B.C. premier says First Nations opposition a bump in the road for LNG by Geordon Omand, The Canadian Press Posted May 12, 2015 2:47 pm MDT Last Updated May 12, 2015 at 9:30 pm MDT AddThis Sharing ButtonsShare to TwitterTwitterShare to FacebookFacebookShare to RedditRedditShare to 電子郵件Email BURNABY, B.C. – B.C. Premier Christy Clark insists the possible rejection by a First Nation of a liquefied-natural-gas terminal is nothing more than a bump in the road for a multibillion-dollar pipeline project.Clark says she believes reaching a negotiated agreement with the 3,700-member Lax Kw’allams First Nation, on whose territory the terminal would be built, is only a matter a time.Pacific NorthWest LNG wants to transport natural gas from the northeast corner of the province to an export facility on Lelu Island, just south of Prince Rupert.Band members have been asked to vote on a $1.15 billion offer over 40 years in exchange for their consent for the project.“It’s always a bit of a bumpy road to get to a negotiated agreement but I think we’ll get there,” said Clark about the possibility of a No vote. “It’s part of the process.”Lax Kw’allams band member Malcolm Sampson was present for the initial two votes in Port Simpson and Prince Rupert and said both sessions resulted in unanimous rejection from members.The same outcome is expected for the third and final vote in Vancouver on Tuesday, said Sampson.The band’s primary concern relates to the project’s potential impact on Flora Bank, an underwater area immediately adjacent Lelu Island where an abundance of eel grass provides vital habitat to maturing salmon in the Skeena watershed.Pacific NorthWest LNG responded to concerns by proposing to build a 1.7-kilometre suspension bridge that would bypass the sensitive underwater ecosystem. The span would be anchored by a pair of support towers, one planted on the edge of Lelu Island and the other just outside Flora Bank.A trestle would then carry the pipeline the remainder of the nearly three kilometres to LNG carriers waiting at a deep-water berth.The company recently submitted additional documents requested by the Department of Fisheries and Oceans related to the updated infrastructure proposal.Observer and energy lawyer David Austin wonders why the band is set on holding a vote without all the information on the table, calling the move premature.“The full impact is still unknown,” said Austin, who is with the firm Clark Wilson.But rejection wouldn’t necessarily scuttle the project.Lelu Island is Crown land managed by the Prince Rupert Port Authority, which means the province technically has the authority to push ahead without support from the Lax Kw’allams.Even if the First Nation band proves it has aboriginal title — which would require proving it has had exclusive occupancy of the territory — Supreme Court precedent gives the province the right to override that claim.“From a legal perspective it would be very complicated to proceed with the LNG terminal without (First Nation) support,” said Austin. “But if the circumstances were right not impossible.”The length of time required to sort out the legal uncertainty resulting from a lack of First Nations support might encourage LNG developers to go elsewhere with their investments, he added.The B.C. government said it has reached 54 pipeline-benefits agreements with 28 First Nations across the province.
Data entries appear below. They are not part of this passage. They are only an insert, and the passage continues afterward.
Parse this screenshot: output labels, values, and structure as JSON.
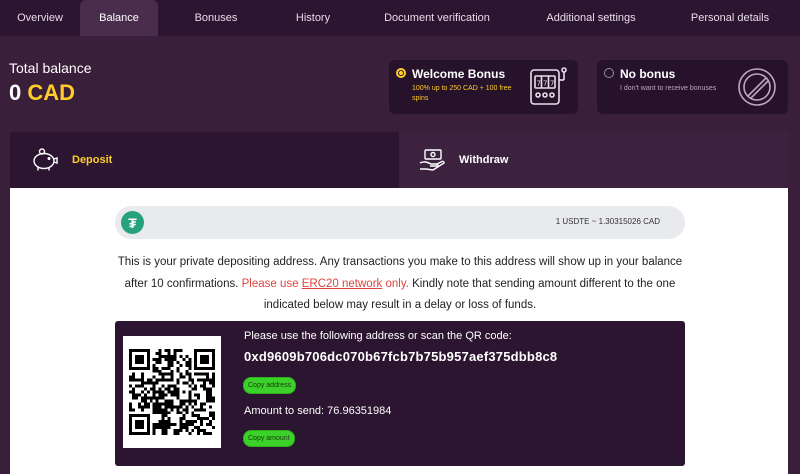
{
  "tabs": [
    {
      "label": "Overview"
    },
    {
      "label": "Balance"
    },
    {
      "label": "Bonuses"
    },
    {
      "label": "History"
    },
    {
      "label": "Document verification"
    },
    {
      "label": "Additional settings"
    },
    {
      "label": "Personal details"
    }
  ],
  "active_tab": "Balance",
  "balance": {
    "label": "Total balance",
    "amount": "0",
    "currency": "CAD"
  },
  "bonuses": {
    "welcome": {
      "title": "Welcome Bonus",
      "description": "100% up to 250 CAD + 100 free spins",
      "selected": true,
      "icon": "slot-machine-icon"
    },
    "none": {
      "title": "No bonus",
      "description": "I don't want to receive bonuses",
      "selected": false,
      "icon": "prohibited-icon"
    }
  },
  "panel": {
    "deposit_label": "Deposit",
    "withdraw_label": "Withdraw"
  },
  "currency": {
    "icon": "tether-icon",
    "symbol": "₮",
    "rate": "1 USDTE ~ 1.30315026 CAD"
  },
  "info": {
    "text1": "This is your private depositing address. Any transactions you make to this address will show up in your balance after 10 confirmations.",
    "warn_prefix": "Please use",
    "network": "ERC20 network",
    "warn_suffix": "only.",
    "text2": "Kindly note that sending amount different to the one indicated below may result in a delay or loss of funds."
  },
  "address": {
    "label": "Please use the following address or scan the QR code:",
    "value": "0xd9609b706dc070b67fcb7b75b957aef375dbb8c8",
    "copy_address_label": "Copy address",
    "amount_text": "Amount to send: 76.96351984",
    "copy_amount_label": "Copy amount"
  },
  "colors": {
    "accent": "#ffcc2a",
    "background": "#3a1f3b",
    "warning": "#e0443e",
    "button": "#3cd12a",
    "tether": "#26a17b"
  }
}
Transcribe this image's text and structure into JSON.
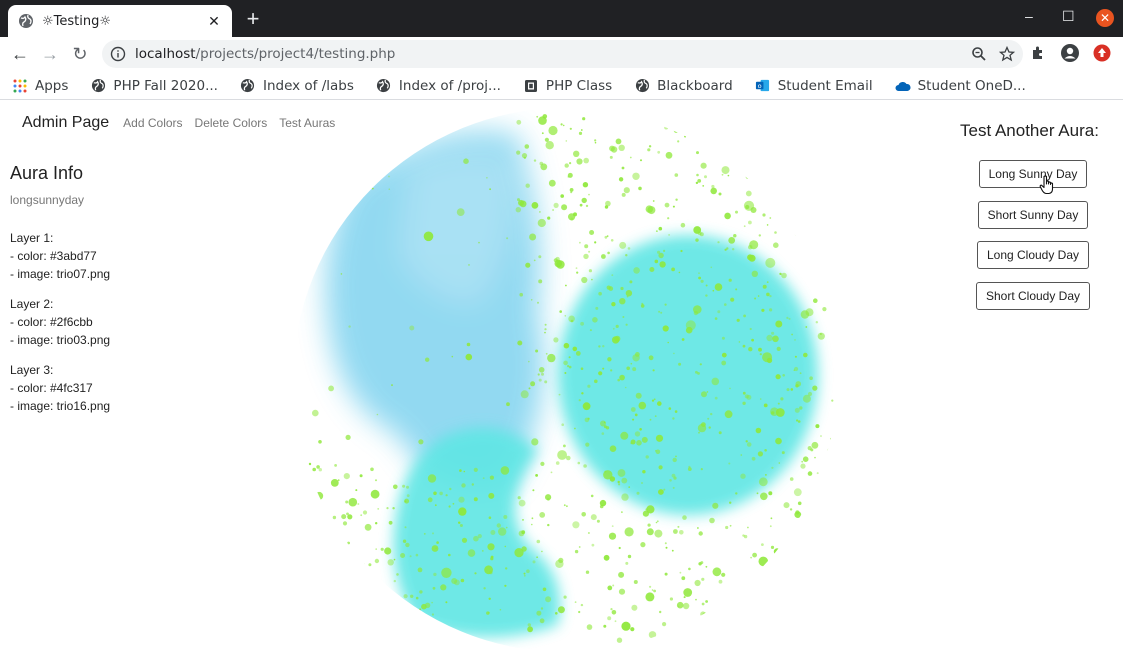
{
  "browser": {
    "tab_title": "☼Testing☼",
    "url_host": "localhost",
    "url_path": "/projects/project4/testing.php",
    "bookmarks": [
      {
        "label": "Apps",
        "icon": "apps-grid-icon"
      },
      {
        "label": "PHP Fall 2020...",
        "icon": "globe-icon"
      },
      {
        "label": "Index of /labs",
        "icon": "globe-icon"
      },
      {
        "label": "Index of /proj...",
        "icon": "globe-icon"
      },
      {
        "label": "PHP Class",
        "icon": "document-icon"
      },
      {
        "label": "Blackboard",
        "icon": "globe-icon"
      },
      {
        "label": "Student Email",
        "icon": "outlook-icon"
      },
      {
        "label": "Student OneD...",
        "icon": "cloud-icon"
      }
    ]
  },
  "nav": {
    "brand": "Admin Page",
    "links": [
      "Add Colors",
      "Delete Colors",
      "Test Auras"
    ]
  },
  "aura_info": {
    "heading": "Aura Info",
    "slug": "longsunnyday",
    "layers": [
      {
        "title": "Layer 1:",
        "color": "- color: #3abd77",
        "image": "- image: trio07.png"
      },
      {
        "title": "Layer 2:",
        "color": "- color: #2f6cbb",
        "image": "- image: trio03.png"
      },
      {
        "title": "Layer 3:",
        "color": "- color: #4fc317",
        "image": "- image: trio16.png"
      }
    ]
  },
  "test_panel": {
    "heading": "Test Another Aura:",
    "buttons": [
      "Long Sunny Day",
      "Short Sunny Day",
      "Long Cloudy Day",
      "Short Cloudy Day"
    ]
  },
  "colors": {
    "aura_blue": "#7fd3ef",
    "aura_cyan": "#5ee6e4",
    "aura_green": "#8fe83a",
    "chrome_dark": "#202124",
    "close_orange": "#e95420"
  }
}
Of the 59 First Nations along the natural-gas pipeline ending at Lelu Island only five have publicly announced signing agreements with the government.— Follow @gwomand on Twitter read more